Do I need a password manager?

Abstract safe password illustration with lock

If you’ve listened to IT professionals at all in the past ten years, there’s a decent chance you’ve heard advice like, “Your password needs to be longer,” and “Change your password often.” Do any of those sound familiar?

Well, if you’ve tried to follow any of that advice, you may have sticky notes on your monitor or a notebook where you keep all your passwords. The IT industry has given this more thought and realized that the harder it is to follow complicated rules, the more likely we humans are going to find ways to work around them.

In June 2017, the National Institute of Standards and Technology revised its guidelines on what a good, secure password is. And it turns out they no longer recommend complicated passwords. Instead, keep your password simple, long, and memorable. Phrases, lowercase letters, and common English words actually work quite well.

While it will take years for password requirements on various websites and services to catch up with these new guidelines, they’ll actually be a positive change for the internet and for those who use passwords. But where do I keep them, you ask?

Password managers such as LastPass allow us to create a secure place to store our login credentials, and you can even use it to generate random passwords. If you use something like LastPass, you only have to remember one password—the master one.

On the other hand, if you don’t trust password managers and/or simply want to keep your own record of login credentials, make sure you keep them where no one else can easily see them—no sticky notes, please!

Also, don’t use the same password for multiple sites or services. If someone happens to discover that password, they could be able to hack into several places where your personal information is available.

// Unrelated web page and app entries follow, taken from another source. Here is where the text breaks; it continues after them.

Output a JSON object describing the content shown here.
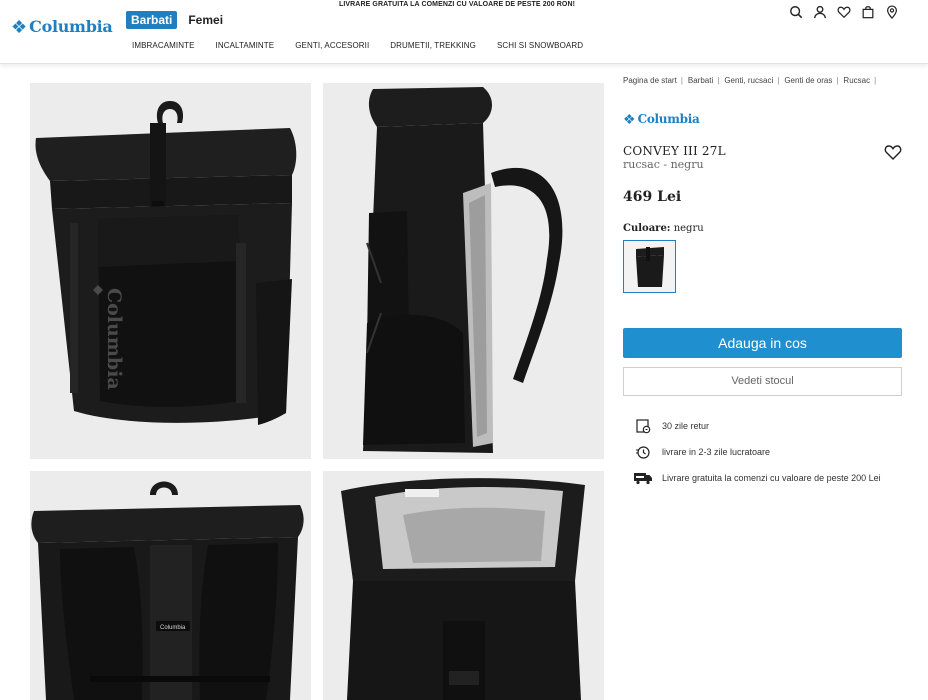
{
  "header": {
    "promo": "LIVRARE GRATUITA LA COMENZI CU VALOARE DE PESTE 200 RON!",
    "logo_text": "Columbia",
    "gender_tabs": [
      "Barbati",
      "Femei"
    ],
    "nav": [
      "IMBRACAMINTE",
      "INCALTAMINTE",
      "GENTI, ACCESORII",
      "DRUMETII, TREKKING",
      "SCHI SI SNOWBOARD"
    ],
    "icons": [
      "search-icon",
      "account-icon",
      "heart-icon",
      "bag-icon",
      "location-icon"
    ]
  },
  "breadcrumb": [
    "Pagina de start",
    "Barbati",
    "Genti, rucsaci",
    "Genti de oras",
    "Rucsac"
  ],
  "product": {
    "brand": "Columbia",
    "title": "CONVEY III 27L",
    "subtitle": "rucsac - negru",
    "price": "469 Lei",
    "color_label": "Culoare:",
    "color_value": "negru",
    "add_to_cart": "Adauga in cos",
    "check_stock": "Vedeti stocul"
  },
  "features": [
    {
      "icon": "return-icon",
      "text": "30 zile retur"
    },
    {
      "icon": "delivery-time-icon",
      "text": "livrare in 2-3 zile lucratoare"
    },
    {
      "icon": "free-shipping-icon",
      "text": "Livrare gratuita la comenzi cu valoare de peste 200 Lei"
    }
  ],
  "gallery_labels": {
    "front_logo": "Columbia",
    "back_tag": "Columbia"
  },
  "colors": {
    "brand_blue": "#1f7fc1",
    "button_blue": "#1f8fd0",
    "image_bg": "#ececec"
  }
}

Using a combination of unique passwords and a password manager can help ensure that your information stays protected as you navigate the internet-driven world of both business and life.